The numbering of the chapters, it should be noted, follows neither of the two texts, but is that traditionally employed in the printed editions. The chapter headings are also drawn up on an eclectic basis, though here the Valladolid text is generally followed.
The system I have adopted not only assures the reader that he will be reading everything that St. Teresa wrote and nothing that she did not write, but that he can discern almost at a glance, what she meant to be read by her little group of nuns at St. Joseph’s and also how she intended her work to appear in its more definitive form. Thus we can see her both as the companion and Mother and as the writer and Foundress. In both roles she is equally the Saint.
But it should be made clear that, while incorporating in my text all important passages from the Escorial draft omitted in that of Valladolid, I have thought it no part of my task to provide a complete translation of the Escorial draft alone, and that, therefore, in order to avoid the multiplication of footnotes, I have indicated only the principal places where some expression in the later draft is not to be found in the earlier. In other words, although, by omitting the italicized portions of my text, one will be able to have as exact a translation of the Valladolid version as it is possible to get, the translation of the Escorial draft will be only approximate. This is the sole concession I have made to the ordinary reader as opposed to the student, and it is hardly conceivable, I think, that any student to whom this could matter would be unable to read the original Spanish.
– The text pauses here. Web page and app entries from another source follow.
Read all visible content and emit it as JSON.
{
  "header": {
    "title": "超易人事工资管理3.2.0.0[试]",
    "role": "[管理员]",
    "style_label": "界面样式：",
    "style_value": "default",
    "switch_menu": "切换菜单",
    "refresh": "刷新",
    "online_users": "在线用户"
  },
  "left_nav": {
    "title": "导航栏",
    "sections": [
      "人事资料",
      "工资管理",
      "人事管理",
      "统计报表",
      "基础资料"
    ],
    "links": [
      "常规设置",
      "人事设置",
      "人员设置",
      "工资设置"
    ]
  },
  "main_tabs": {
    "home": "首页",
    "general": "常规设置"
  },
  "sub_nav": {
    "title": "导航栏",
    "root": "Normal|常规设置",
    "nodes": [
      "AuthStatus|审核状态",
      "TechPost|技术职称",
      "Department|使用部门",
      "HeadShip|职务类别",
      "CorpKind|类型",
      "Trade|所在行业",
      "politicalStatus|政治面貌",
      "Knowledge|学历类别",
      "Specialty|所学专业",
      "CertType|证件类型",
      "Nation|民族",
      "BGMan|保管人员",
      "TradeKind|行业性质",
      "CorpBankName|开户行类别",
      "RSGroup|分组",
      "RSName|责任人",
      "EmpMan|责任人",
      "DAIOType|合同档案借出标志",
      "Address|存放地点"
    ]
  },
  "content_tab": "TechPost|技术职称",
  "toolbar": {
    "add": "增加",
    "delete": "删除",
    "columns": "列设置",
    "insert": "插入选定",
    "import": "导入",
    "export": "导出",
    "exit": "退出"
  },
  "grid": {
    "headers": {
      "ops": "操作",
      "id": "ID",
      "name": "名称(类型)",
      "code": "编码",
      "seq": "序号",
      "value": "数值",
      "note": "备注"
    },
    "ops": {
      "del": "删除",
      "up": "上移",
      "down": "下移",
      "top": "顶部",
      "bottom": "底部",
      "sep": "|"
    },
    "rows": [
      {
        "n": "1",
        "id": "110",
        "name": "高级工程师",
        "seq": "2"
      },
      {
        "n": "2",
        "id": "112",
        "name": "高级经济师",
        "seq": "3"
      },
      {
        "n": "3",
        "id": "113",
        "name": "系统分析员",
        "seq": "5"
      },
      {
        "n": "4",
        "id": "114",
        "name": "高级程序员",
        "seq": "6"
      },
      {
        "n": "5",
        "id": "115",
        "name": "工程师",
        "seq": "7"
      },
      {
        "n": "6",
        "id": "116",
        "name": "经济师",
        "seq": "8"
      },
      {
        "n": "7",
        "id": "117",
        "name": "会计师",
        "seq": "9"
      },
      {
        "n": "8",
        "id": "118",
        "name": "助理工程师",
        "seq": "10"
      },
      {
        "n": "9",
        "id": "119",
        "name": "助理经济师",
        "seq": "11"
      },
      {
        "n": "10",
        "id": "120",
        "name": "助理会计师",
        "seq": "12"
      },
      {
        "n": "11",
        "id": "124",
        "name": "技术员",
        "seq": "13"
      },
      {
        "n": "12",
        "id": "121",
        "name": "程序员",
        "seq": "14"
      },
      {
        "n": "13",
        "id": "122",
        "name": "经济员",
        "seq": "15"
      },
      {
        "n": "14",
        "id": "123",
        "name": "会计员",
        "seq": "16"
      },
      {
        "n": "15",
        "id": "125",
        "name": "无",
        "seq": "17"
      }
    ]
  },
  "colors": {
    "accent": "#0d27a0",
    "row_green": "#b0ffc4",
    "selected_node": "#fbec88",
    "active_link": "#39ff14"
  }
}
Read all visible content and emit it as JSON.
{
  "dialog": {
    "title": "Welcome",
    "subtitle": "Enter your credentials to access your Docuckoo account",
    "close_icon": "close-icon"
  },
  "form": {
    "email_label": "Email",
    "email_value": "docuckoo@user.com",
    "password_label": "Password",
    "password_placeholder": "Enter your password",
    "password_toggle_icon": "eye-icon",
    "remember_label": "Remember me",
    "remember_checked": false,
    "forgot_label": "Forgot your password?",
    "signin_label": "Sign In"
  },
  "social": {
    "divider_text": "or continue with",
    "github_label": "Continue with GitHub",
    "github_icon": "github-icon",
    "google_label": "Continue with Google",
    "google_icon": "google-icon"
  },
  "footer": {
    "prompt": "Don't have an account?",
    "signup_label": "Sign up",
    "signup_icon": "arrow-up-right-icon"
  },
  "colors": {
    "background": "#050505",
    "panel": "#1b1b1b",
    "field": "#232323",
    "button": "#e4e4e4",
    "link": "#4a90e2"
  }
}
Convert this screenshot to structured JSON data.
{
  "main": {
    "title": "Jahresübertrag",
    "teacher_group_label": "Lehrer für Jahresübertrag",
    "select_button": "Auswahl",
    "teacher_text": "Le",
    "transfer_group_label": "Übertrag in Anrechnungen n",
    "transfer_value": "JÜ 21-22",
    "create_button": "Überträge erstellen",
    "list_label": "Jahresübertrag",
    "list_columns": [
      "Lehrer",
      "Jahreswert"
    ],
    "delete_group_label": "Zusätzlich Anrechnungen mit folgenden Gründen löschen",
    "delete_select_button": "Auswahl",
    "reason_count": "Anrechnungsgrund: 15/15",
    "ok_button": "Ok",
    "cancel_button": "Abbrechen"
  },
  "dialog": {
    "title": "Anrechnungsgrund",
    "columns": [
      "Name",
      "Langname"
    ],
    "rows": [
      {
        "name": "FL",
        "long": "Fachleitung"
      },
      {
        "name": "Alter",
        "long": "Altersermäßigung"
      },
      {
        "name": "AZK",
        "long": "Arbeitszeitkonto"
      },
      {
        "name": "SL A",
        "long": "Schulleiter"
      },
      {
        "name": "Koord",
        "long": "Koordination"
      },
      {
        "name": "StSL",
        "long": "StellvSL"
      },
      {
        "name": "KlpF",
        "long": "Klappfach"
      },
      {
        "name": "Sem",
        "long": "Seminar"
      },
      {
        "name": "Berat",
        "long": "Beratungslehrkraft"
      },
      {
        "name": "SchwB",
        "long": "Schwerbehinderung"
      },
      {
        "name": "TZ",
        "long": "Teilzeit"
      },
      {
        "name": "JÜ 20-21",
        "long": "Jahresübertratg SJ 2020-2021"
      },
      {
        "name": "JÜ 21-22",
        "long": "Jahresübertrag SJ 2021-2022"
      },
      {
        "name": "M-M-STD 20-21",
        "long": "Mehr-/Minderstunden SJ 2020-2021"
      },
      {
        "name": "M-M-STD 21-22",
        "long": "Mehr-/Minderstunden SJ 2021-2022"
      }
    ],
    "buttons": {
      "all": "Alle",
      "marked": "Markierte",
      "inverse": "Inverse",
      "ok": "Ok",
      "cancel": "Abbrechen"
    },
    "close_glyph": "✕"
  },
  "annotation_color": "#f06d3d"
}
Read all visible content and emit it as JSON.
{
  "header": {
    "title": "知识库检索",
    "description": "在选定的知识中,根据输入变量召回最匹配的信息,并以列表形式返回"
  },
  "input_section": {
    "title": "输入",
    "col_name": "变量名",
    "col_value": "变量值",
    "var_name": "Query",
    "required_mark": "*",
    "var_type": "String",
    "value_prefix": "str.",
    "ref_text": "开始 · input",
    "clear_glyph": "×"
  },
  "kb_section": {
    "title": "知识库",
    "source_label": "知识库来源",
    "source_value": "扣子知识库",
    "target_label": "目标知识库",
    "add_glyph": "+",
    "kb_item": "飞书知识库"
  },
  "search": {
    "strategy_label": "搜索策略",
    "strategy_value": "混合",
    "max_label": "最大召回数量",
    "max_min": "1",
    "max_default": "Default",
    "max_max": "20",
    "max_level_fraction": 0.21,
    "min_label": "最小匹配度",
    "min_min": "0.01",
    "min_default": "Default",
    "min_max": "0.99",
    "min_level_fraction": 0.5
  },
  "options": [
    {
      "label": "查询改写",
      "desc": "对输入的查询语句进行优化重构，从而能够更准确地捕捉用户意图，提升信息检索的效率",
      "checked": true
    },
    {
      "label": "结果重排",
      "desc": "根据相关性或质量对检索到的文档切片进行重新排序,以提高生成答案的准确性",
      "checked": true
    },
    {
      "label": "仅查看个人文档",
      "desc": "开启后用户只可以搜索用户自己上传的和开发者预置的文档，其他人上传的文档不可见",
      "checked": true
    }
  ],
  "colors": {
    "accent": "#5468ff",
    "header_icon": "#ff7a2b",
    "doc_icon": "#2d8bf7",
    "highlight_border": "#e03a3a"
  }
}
One final note is necessary on the important Toledo copy, the text of which P. Silverio also prints in full. This text I have collated with that of the Valladolid autograph, from which it derives. In it both St. Teresa herself and others have made corrections and additions—more, in fact, than in any of the other copies extant. No attempt has been made here either to show what the Toledo copy omits or to include those of its corrections and additions—by far the largest number of them—which are merely verbal and unimportant, and many of which, indeed, could not be embodied in a translation at all. But the few additions which are really worth noting have been incorporated in the text (in square brackets so as to distinguish them from the Escorial additions) and all corrections which have seemed to me of any significance will be found in footnotes.
|« Prev||Translator's note||Next »|